:: Task goal ::
Which lines run from the one containing "Enumerate this screenshot's" through the end of the data? Write them out exactly, with the pictures left out.

*** Opening Provided data ***

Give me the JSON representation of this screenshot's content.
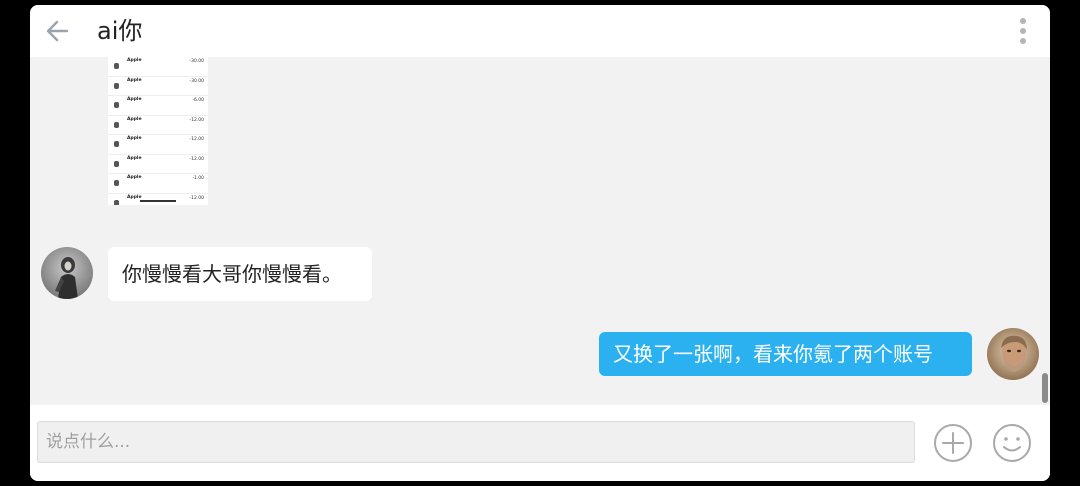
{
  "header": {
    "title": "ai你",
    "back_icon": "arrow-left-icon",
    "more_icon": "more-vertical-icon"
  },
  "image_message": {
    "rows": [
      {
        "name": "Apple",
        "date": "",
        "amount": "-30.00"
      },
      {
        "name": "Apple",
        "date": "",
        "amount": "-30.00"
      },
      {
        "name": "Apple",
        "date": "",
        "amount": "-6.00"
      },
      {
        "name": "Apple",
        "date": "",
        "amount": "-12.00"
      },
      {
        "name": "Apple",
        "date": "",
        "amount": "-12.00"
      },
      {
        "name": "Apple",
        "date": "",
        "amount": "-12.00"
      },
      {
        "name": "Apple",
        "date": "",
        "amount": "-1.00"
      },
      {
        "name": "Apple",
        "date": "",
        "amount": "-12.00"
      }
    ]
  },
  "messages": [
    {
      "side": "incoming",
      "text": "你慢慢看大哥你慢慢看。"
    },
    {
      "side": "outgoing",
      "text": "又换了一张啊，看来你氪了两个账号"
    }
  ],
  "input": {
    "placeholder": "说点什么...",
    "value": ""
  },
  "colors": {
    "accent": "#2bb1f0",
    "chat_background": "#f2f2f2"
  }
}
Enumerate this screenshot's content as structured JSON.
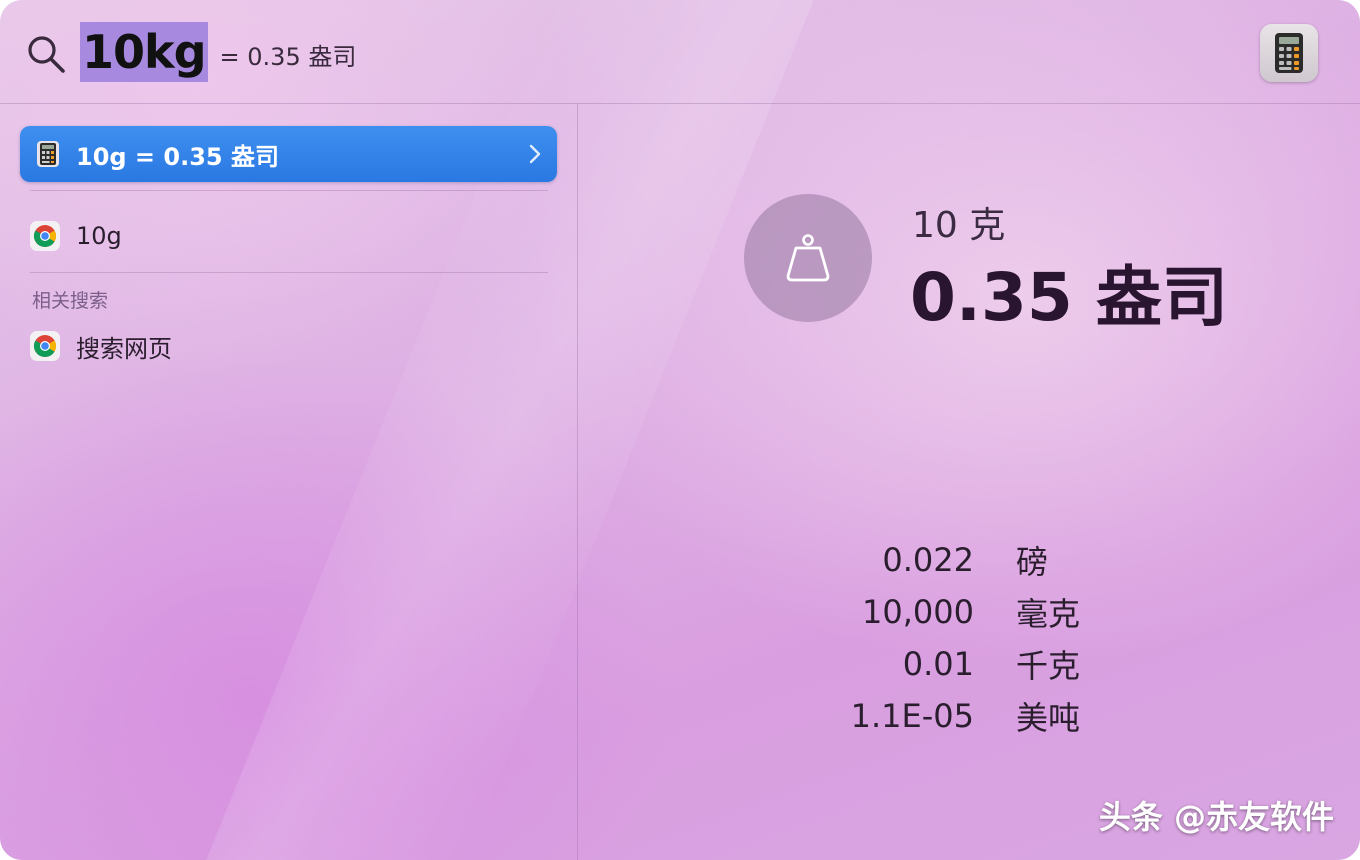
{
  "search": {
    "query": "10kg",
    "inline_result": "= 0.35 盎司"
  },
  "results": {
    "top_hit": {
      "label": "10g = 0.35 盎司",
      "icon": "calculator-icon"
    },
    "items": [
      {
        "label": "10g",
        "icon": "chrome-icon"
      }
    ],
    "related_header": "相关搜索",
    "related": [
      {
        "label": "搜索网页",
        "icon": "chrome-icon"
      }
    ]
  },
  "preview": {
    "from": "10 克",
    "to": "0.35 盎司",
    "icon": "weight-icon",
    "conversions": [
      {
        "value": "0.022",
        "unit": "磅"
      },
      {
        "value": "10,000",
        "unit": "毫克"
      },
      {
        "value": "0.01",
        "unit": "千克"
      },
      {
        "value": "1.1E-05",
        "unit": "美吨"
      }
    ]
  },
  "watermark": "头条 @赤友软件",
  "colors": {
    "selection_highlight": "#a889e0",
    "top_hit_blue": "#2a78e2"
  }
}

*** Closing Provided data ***

:: Output for this task ::
Enumerate this screenshot's content as structured JSON.
{
  "search": {
    "query": "10kg",
    "inline_result": "= 0.35 盎司"
  },
  "results": {
    "top_hit": {
      "label": "10g = 0.35 盎司",
      "icon": "calculator-icon"
    },
    "items": [
      {
        "label": "10g",
        "icon": "chrome-icon"
      }
    ],
    "related_header": "相关搜索",
    "related": [
      {
        "label": "搜索网页",
        "icon": "chrome-icon"
      }
    ]
  },
  "preview": {
    "from": "10 克",
    "to": "0.35 盎司",
    "icon": "weight-icon",
    "conversions": [
      {
        "value": "0.022",
        "unit": "磅"
      },
      {
        "value": "10,000",
        "unit": "毫克"
      },
      {
        "value": "0.01",
        "unit": "千克"
      },
      {
        "value": "1.1E-05",
        "unit": "美吨"
      }
    ]
  },
  "watermark": "头条 @赤友软件",
  "colors": {
    "selection_highlight": "#a889e0",
    "top_hit_blue": "#2a78e2"
  }
}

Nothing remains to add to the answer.